> Dataset entries
* * * * * * *

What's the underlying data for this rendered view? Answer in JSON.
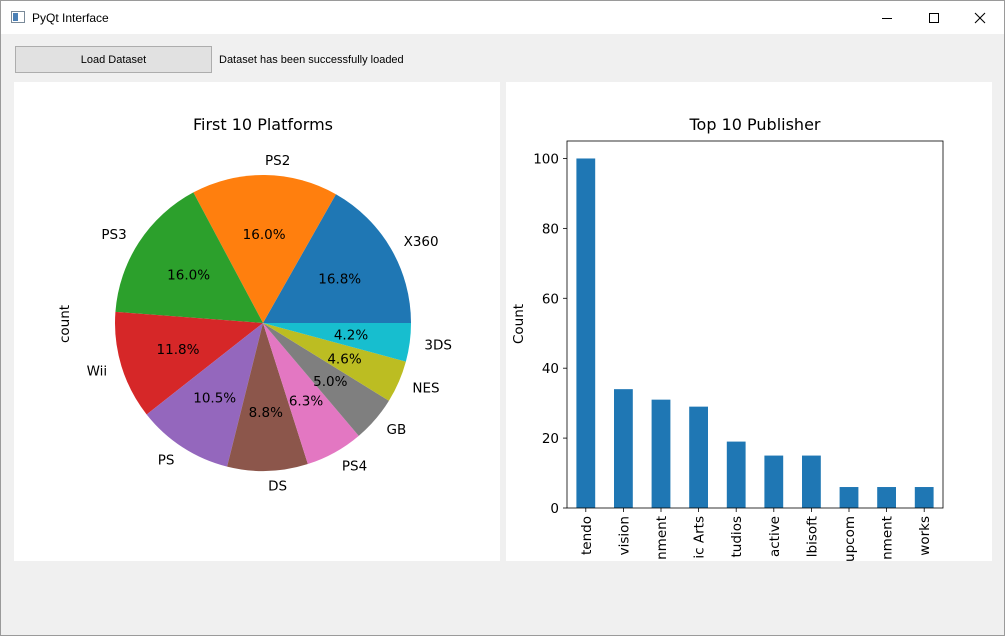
{
  "window": {
    "title": "PyQt Interface",
    "icons": {
      "app": "app-window-icon",
      "minimize": "minimize-icon",
      "maximize": "maximize-icon",
      "close": "close-icon"
    }
  },
  "toolbar": {
    "load_label": "Load Dataset",
    "status_text": "Dataset has been successfully loaded"
  },
  "chart_data": [
    {
      "type": "pie",
      "title": "First 10 Platforms",
      "ylabel": "count",
      "labels": [
        "X360",
        "PS2",
        "PS3",
        "Wii",
        "PS",
        "DS",
        "PS4",
        "GB",
        "NES",
        "3DS"
      ],
      "percent_labels": [
        "16.8%",
        "16.0%",
        "16.0%",
        "11.8%",
        "10.5%",
        "8.8%",
        "6.3%",
        "5.0%",
        "4.6%",
        "4.2%"
      ],
      "values": [
        16.8,
        16.0,
        16.0,
        11.8,
        10.5,
        8.8,
        6.3,
        5.0,
        4.6,
        4.2
      ],
      "colors": [
        "#1f77b4",
        "#ff7f0e",
        "#2ca02c",
        "#d62728",
        "#9467bd",
        "#8c564b",
        "#e377c2",
        "#7f7f7f",
        "#bcbd22",
        "#17becf"
      ]
    },
    {
      "type": "bar",
      "title": "Top 10 Publisher",
      "ylabel": "Count",
      "xlabel": "",
      "categories": [
        "tendo",
        "vision",
        "nment",
        "ic Arts",
        "tudios",
        "active",
        "lbisoft",
        "upcom",
        "nment",
        "works"
      ],
      "values": [
        100,
        34,
        31,
        29,
        19,
        15,
        15,
        6,
        6,
        6
      ],
      "ylim": [
        0,
        105
      ],
      "yticks": [
        "0",
        "20",
        "40",
        "60",
        "80",
        "100"
      ],
      "color": "#1f77b4"
    }
  ]
}
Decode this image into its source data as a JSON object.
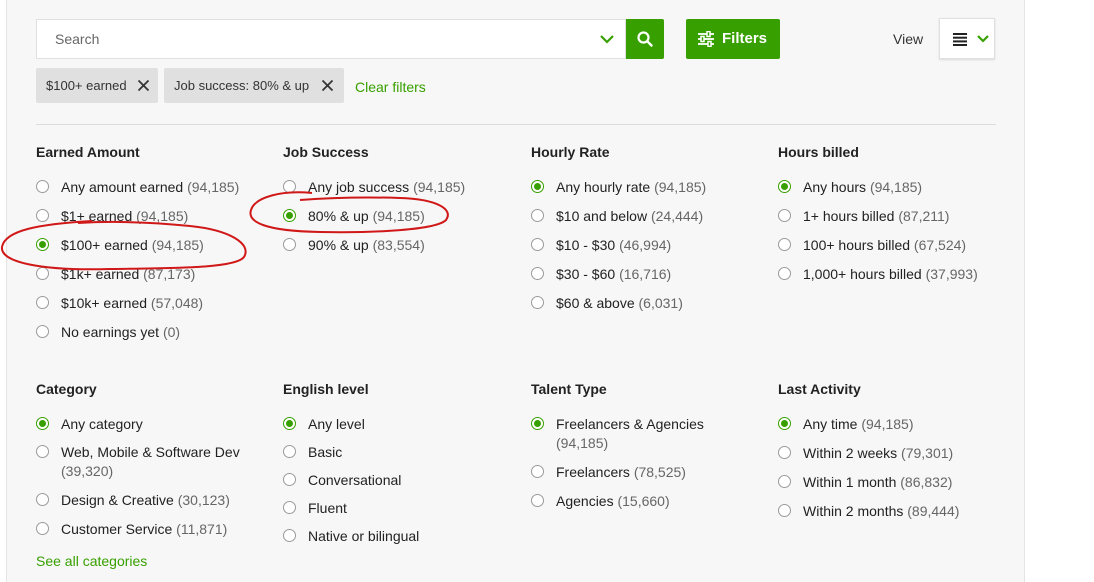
{
  "search": {
    "placeholder": "Search"
  },
  "filters_button": {
    "label": "Filters"
  },
  "view": {
    "label": "View"
  },
  "chips": [
    {
      "label": "$100+ earned"
    },
    {
      "label": "Job success: 80% & up"
    }
  ],
  "clear_filters": "Clear filters",
  "see_all_categories": "See all categories",
  "colors": {
    "accent": "#37a000",
    "annotation": "#d01818"
  },
  "groups": {
    "earned": {
      "title": "Earned Amount",
      "options": [
        {
          "label": "Any amount earned",
          "count": "(94,185)",
          "selected": false
        },
        {
          "label": "$1+ earned",
          "count": "(94,185)",
          "selected": false
        },
        {
          "label": "$100+ earned",
          "count": "(94,185)",
          "selected": true
        },
        {
          "label": "$1k+ earned",
          "count": "(87,173)",
          "selected": false
        },
        {
          "label": "$10k+ earned",
          "count": "(57,048)",
          "selected": false
        },
        {
          "label": "No earnings yet",
          "count": "(0)",
          "selected": false
        }
      ]
    },
    "job_success": {
      "title": "Job Success",
      "options": [
        {
          "label": "Any job success",
          "count": "(94,185)",
          "selected": false
        },
        {
          "label": "80% & up",
          "count": "(94,185)",
          "selected": true
        },
        {
          "label": "90% & up",
          "count": "(83,554)",
          "selected": false
        }
      ]
    },
    "hourly": {
      "title": "Hourly Rate",
      "options": [
        {
          "label": "Any hourly rate",
          "count": "(94,185)",
          "selected": true
        },
        {
          "label": "$10 and below",
          "count": "(24,444)",
          "selected": false
        },
        {
          "label": "$10 - $30",
          "count": "(46,994)",
          "selected": false
        },
        {
          "label": "$30 - $60",
          "count": "(16,716)",
          "selected": false
        },
        {
          "label": "$60 & above",
          "count": "(6,031)",
          "selected": false
        }
      ]
    },
    "hours_billed": {
      "title": "Hours billed",
      "options": [
        {
          "label": "Any hours",
          "count": "(94,185)",
          "selected": true
        },
        {
          "label": "1+ hours billed",
          "count": "(87,211)",
          "selected": false
        },
        {
          "label": "100+ hours billed",
          "count": "(67,524)",
          "selected": false
        },
        {
          "label": "1,000+ hours billed",
          "count": "(37,993)",
          "selected": false
        }
      ]
    },
    "category": {
      "title": "Category",
      "options": [
        {
          "label": "Any category",
          "count": "",
          "selected": true
        },
        {
          "label": "Web, Mobile & Software Dev",
          "count": "(39,320)",
          "selected": false
        },
        {
          "label": "Design & Creative",
          "count": "(30,123)",
          "selected": false
        },
        {
          "label": "Customer Service",
          "count": "(11,871)",
          "selected": false
        }
      ]
    },
    "english": {
      "title": "English level",
      "options": [
        {
          "label": "Any level",
          "count": "",
          "selected": true
        },
        {
          "label": "Basic",
          "count": "",
          "selected": false
        },
        {
          "label": "Conversational",
          "count": "",
          "selected": false
        },
        {
          "label": "Fluent",
          "count": "",
          "selected": false
        },
        {
          "label": "Native or bilingual",
          "count": "",
          "selected": false
        }
      ]
    },
    "talent": {
      "title": "Talent Type",
      "options": [
        {
          "label": "Freelancers & Agencies",
          "count": "(94,185)",
          "selected": true
        },
        {
          "label": "Freelancers",
          "count": "(78,525)",
          "selected": false
        },
        {
          "label": "Agencies",
          "count": "(15,660)",
          "selected": false
        }
      ]
    },
    "last_activity": {
      "title": "Last Activity",
      "options": [
        {
          "label": "Any time",
          "count": "(94,185)",
          "selected": true
        },
        {
          "label": "Within 2 weeks",
          "count": "(79,301)",
          "selected": false
        },
        {
          "label": "Within 1 month",
          "count": "(86,832)",
          "selected": false
        },
        {
          "label": "Within 2 months",
          "count": "(89,444)",
          "selected": false
        }
      ]
    }
  }
}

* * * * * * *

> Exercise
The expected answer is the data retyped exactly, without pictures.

> Solution for this problem
What's the underlying data for this rendered view? Answer in JSON.
{
  "window": {
    "title": "PyQt Interface",
    "icons": {
      "app": "app-window-icon",
      "minimize": "minimize-icon",
      "maximize": "maximize-icon",
      "close": "close-icon"
    }
  },
  "toolbar": {
    "load_label": "Load Dataset",
    "status_text": "Dataset has been successfully loaded"
  },
  "chart_data": [
    {
      "type": "pie",
      "title": "First 10 Platforms",
      "ylabel": "count",
      "labels": [
        "X360",
        "PS2",
        "PS3",
        "Wii",
        "PS",
        "DS",
        "PS4",
        "GB",
        "NES",
        "3DS"
      ],
      "percent_labels": [
        "16.8%",
        "16.0%",
        "16.0%",
        "11.8%",
        "10.5%",
        "8.8%",
        "6.3%",
        "5.0%",
        "4.6%",
        "4.2%"
      ],
      "values": [
        16.8,
        16.0,
        16.0,
        11.8,
        10.5,
        8.8,
        6.3,
        5.0,
        4.6,
        4.2
      ],
      "colors": [
        "#1f77b4",
        "#ff7f0e",
        "#2ca02c",
        "#d62728",
        "#9467bd",
        "#8c564b",
        "#e377c2",
        "#7f7f7f",
        "#bcbd22",
        "#17becf"
      ]
    },
    {
      "type": "bar",
      "title": "Top 10 Publisher",
      "ylabel": "Count",
      "xlabel": "",
      "categories": [
        "tendo",
        "vision",
        "nment",
        "ic Arts",
        "tudios",
        "active",
        "lbisoft",
        "upcom",
        "nment",
        "works"
      ],
      "values": [
        100,
        34,
        31,
        29,
        19,
        15,
        15,
        6,
        6,
        6
      ],
      "ylim": [
        0,
        105
      ],
      "yticks": [
        "0",
        "20",
        "40",
        "60",
        "80",
        "100"
      ],
      "color": "#1f77b4"
    }
  ]
}
Decode this image into its source data as a JSON object.
{
  "search": {
    "placeholder": "Search"
  },
  "filters_button": {
    "label": "Filters"
  },
  "view": {
    "label": "View"
  },
  "chips": [
    {
      "label": "$100+ earned"
    },
    {
      "label": "Job success: 80% & up"
    }
  ],
  "clear_filters": "Clear filters",
  "see_all_categories": "See all categories",
  "colors": {
    "accent": "#37a000",
    "annotation": "#d01818"
  },
  "groups": {
    "earned": {
      "title": "Earned Amount",
      "options": [
        {
          "label": "Any amount earned",
          "count": "(94,185)",
          "selected": false
        },
        {
          "label": "$1+ earned",
          "count": "(94,185)",
          "selected": false
        },
        {
          "label": "$100+ earned",
          "count": "(94,185)",
          "selected": true
        },
        {
          "label": "$1k+ earned",
          "count": "(87,173)",
          "selected": false
        },
        {
          "label": "$10k+ earned",
          "count": "(57,048)",
          "selected": false
        },
        {
          "label": "No earnings yet",
          "count": "(0)",
          "selected": false
        }
      ]
    },
    "job_success": {
      "title": "Job Success",
      "options": [
        {
          "label": "Any job success",
          "count": "(94,185)",
          "selected": false
        },
        {
          "label": "80% & up",
          "count": "(94,185)",
          "selected": true
        },
        {
          "label": "90% & up",
          "count": "(83,554)",
          "selected": false
        }
      ]
    },
    "hourly": {
      "title": "Hourly Rate",
      "options": [
        {
          "label": "Any hourly rate",
          "count": "(94,185)",
          "selected": true
        },
        {
          "label": "$10 and below",
          "count": "(24,444)",
          "selected": false
        },
        {
          "label": "$10 - $30",
          "count": "(46,994)",
          "selected": false
        },
        {
          "label": "$30 - $60",
          "count": "(16,716)",
          "selected": false
        },
        {
          "label": "$60 & above",
          "count": "(6,031)",
          "selected": false
        }
      ]
    },
    "hours_billed": {
      "title": "Hours billed",
      "options": [
        {
          "label": "Any hours",
          "count": "(94,185)",
          "selected": true
        },
        {
          "label": "1+ hours billed",
          "count": "(87,211)",
          "selected": false
        },
        {
          "label": "100+ hours billed",
          "count": "(67,524)",
          "selected": false
        },
        {
          "label": "1,000+ hours billed",
          "count": "(37,993)",
          "selected": false
        }
      ]
    },
    "category": {
      "title": "Category",
      "options": [
        {
          "label": "Any category",
          "count": "",
          "selected": true
        },
        {
          "label": "Web, Mobile & Software Dev",
          "count": "(39,320)",
          "selected": false
        },
        {
          "label": "Design & Creative",
          "count": "(30,123)",
          "selected": false
        },
        {
          "label": "Customer Service",
          "count": "(11,871)",
          "selected": false
        }
      ]
    },
    "english": {
      "title": "English level",
      "options": [
        {
          "label": "Any level",
          "count": "",
          "selected": true
        },
        {
          "label": "Basic",
          "count": "",
          "selected": false
        },
        {
          "label": "Conversational",
          "count": "",
          "selected": false
        },
        {
          "label": "Fluent",
          "count": "",
          "selected": false
        },
        {
          "label": "Native or bilingual",
          "count": "",
          "selected": false
        }
      ]
    },
    "talent": {
      "title": "Talent Type",
      "options": [
        {
          "label": "Freelancers & Agencies",
          "count": "(94,185)",
          "selected": true
        },
        {
          "label": "Freelancers",
          "count": "(78,525)",
          "selected": false
        },
        {
          "label": "Agencies",
          "count": "(15,660)",
          "selected": false
        }
      ]
    },
    "last_activity": {
      "title": "Last Activity",
      "options": [
        {
          "label": "Any time",
          "count": "(94,185)",
          "selected": true
        },
        {
          "label": "Within 2 weeks",
          "count": "(79,301)",
          "selected": false
        },
        {
          "label": "Within 1 month",
          "count": "(86,832)",
          "selected": false
        },
        {
          "label": "Within 2 months",
          "count": "(89,444)",
          "selected": false
        }
      ]
    }
  }
}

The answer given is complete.